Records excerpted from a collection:
****
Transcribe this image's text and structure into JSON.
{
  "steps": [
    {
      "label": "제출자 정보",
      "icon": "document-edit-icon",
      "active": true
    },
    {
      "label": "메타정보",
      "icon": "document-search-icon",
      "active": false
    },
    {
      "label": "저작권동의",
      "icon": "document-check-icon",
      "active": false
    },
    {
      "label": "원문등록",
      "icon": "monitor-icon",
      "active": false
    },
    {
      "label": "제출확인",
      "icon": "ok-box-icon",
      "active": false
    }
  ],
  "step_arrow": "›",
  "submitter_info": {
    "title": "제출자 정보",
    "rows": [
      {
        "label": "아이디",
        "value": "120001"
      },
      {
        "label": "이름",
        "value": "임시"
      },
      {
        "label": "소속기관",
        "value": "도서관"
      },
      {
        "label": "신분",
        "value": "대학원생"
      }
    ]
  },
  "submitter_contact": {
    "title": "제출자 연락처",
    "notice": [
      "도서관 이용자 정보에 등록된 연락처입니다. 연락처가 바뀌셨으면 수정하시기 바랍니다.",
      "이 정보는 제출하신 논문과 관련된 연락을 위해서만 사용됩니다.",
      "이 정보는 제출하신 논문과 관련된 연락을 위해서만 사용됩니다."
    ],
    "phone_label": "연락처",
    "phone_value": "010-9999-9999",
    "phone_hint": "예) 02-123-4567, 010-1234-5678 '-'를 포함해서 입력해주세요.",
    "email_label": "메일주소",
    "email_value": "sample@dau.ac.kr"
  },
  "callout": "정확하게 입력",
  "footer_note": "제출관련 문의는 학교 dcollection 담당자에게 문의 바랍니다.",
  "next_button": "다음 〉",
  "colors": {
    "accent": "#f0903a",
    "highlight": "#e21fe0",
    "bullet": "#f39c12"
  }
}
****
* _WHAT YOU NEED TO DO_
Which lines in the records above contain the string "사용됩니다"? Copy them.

* _SOLVED PROBLEM_
      "이 정보는 제출하신 논문과 관련된 연락을 위해서만 사용됩니다.",
      "이 정보는 제출하신 논문과 관련된 연락을 위해서만 사용됩니다."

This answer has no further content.